Secrets of the Male Mind #5
Men Love Sports
Image Credit: Stockbyte/Thinkstock
All right, all right — this one probably doesn’t come as a big surprise to anyone. Most men love sports. In 2005, three out of four U.S. men described themselves as sports fans, while only 50 percent of women identified as such[Source:Carroll]. Fifty percent of men say that football is their favorite sport to watch, with baseball and basketball trailing with 11 and 9 percent of men, respectively [Source: Carroll]. And even though rates of gambling on games is fairly low — only 17 percent of Americans put money on a sports team in 2007 — men are twice as likely to place a bet as women are [Source: Jones].
Since we’re on the topic of sports and gambling, this is as good a time as any to discuss testosterone, the hormone that is associated with all things masculine. Men produce 20 times more testosterone each day than women [Source: Mitchell]. When puberty rolls around, testosterone levels rise in boys, causing growth spurts, lower voices, facial and body hair and increased muscle mass. Testosterone also plays an important role in developing the reproductive system — it kick-starts libido, produces sperm and spurs development of the penis, prostate and scrotum.
In studies with animals, removing testosterone causes a drop in aggressive behavior, but scientists haven’t found the same relationship in humans [sources: Mitchell, University of Zurich]. Testosterone doesn’t always equal increased amounts of aggression, but we do have testosterone receptors on our brains, which makes it plausible that increased amounts of the hormone could affect our behavior.
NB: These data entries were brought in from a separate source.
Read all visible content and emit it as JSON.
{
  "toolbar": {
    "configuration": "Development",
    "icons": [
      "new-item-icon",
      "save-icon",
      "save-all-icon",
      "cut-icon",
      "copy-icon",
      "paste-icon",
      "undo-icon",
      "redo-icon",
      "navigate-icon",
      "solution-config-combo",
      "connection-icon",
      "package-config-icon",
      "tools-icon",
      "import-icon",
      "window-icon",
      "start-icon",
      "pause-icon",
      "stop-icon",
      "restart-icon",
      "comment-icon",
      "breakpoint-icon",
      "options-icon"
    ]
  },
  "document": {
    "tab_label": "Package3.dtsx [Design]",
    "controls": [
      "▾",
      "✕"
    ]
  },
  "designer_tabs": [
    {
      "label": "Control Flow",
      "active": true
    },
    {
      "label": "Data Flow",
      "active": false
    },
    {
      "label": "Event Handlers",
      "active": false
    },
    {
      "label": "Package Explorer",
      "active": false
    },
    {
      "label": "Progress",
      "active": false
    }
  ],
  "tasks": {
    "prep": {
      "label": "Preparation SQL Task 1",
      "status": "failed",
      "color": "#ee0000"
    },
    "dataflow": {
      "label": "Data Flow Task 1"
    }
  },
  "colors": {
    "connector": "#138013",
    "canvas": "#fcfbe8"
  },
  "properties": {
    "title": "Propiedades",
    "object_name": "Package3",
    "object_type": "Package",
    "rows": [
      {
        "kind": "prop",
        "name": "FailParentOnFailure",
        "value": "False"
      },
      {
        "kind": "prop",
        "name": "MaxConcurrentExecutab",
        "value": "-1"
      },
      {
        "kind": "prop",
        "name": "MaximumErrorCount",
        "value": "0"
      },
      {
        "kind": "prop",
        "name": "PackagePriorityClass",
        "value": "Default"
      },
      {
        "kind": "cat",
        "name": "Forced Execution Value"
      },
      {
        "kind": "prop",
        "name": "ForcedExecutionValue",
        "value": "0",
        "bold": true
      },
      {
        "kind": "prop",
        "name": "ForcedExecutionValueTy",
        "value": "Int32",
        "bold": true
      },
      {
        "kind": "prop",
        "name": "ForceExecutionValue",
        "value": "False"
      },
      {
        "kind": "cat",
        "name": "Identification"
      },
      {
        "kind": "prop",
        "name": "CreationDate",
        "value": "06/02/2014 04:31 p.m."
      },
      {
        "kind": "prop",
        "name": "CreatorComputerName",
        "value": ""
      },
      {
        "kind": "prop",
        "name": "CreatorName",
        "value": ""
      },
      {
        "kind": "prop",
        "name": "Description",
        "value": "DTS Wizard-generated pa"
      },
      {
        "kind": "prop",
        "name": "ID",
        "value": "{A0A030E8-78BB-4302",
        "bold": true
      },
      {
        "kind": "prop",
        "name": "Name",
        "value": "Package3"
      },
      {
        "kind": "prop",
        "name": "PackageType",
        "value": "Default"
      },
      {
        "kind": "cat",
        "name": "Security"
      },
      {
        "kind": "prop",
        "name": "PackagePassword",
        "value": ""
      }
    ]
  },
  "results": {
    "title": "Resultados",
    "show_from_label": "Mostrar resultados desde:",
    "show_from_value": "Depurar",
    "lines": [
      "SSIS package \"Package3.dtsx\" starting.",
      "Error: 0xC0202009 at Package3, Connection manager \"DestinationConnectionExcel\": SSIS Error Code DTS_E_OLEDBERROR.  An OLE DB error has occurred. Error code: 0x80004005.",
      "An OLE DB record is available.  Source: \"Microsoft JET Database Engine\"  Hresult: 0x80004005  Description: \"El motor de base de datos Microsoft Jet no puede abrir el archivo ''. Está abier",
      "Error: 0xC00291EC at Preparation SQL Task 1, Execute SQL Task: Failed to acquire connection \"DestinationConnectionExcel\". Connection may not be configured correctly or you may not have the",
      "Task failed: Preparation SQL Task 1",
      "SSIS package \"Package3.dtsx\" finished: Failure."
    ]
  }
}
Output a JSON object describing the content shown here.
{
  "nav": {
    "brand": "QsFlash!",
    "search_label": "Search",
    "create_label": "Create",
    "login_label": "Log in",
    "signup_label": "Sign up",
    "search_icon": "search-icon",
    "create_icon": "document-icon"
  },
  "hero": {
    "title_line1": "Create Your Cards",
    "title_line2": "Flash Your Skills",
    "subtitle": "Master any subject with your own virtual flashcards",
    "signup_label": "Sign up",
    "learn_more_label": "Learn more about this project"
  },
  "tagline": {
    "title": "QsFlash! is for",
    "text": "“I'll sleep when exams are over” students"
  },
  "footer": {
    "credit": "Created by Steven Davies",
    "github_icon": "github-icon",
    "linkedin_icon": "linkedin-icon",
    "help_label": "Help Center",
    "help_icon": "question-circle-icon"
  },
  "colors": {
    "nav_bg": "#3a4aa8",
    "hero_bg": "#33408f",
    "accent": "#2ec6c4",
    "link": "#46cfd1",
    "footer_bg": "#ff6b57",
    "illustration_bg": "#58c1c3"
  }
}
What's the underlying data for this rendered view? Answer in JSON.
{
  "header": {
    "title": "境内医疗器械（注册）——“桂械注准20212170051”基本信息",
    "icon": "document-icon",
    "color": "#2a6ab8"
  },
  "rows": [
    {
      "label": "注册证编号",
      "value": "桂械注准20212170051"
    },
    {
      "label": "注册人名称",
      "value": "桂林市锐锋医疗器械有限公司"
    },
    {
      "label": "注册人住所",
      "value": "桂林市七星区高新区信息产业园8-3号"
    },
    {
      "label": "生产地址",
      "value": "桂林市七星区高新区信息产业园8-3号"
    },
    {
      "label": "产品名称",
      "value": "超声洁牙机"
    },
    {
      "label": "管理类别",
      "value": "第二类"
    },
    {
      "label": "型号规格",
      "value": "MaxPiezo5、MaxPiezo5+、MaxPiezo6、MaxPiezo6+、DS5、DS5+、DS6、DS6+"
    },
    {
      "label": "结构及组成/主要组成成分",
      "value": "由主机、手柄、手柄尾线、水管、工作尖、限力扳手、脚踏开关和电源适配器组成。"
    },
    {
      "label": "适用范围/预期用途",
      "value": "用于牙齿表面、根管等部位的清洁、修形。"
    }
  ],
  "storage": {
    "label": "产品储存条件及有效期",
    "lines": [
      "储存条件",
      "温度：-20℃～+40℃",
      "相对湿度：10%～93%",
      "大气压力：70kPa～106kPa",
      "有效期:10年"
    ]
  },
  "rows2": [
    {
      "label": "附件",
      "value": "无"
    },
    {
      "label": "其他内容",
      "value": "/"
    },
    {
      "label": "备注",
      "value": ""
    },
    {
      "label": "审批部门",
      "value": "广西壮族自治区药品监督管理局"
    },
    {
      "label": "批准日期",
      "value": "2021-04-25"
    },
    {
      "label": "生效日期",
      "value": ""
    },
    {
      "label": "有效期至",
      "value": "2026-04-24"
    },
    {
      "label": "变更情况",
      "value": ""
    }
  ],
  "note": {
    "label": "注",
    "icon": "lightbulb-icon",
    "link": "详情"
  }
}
So testosterone plays some part in why men get fired up before the big game and become willing to risk money on their favorite team.
Go! Go! Go! More on this in the next post!
Article courtesy of Discovery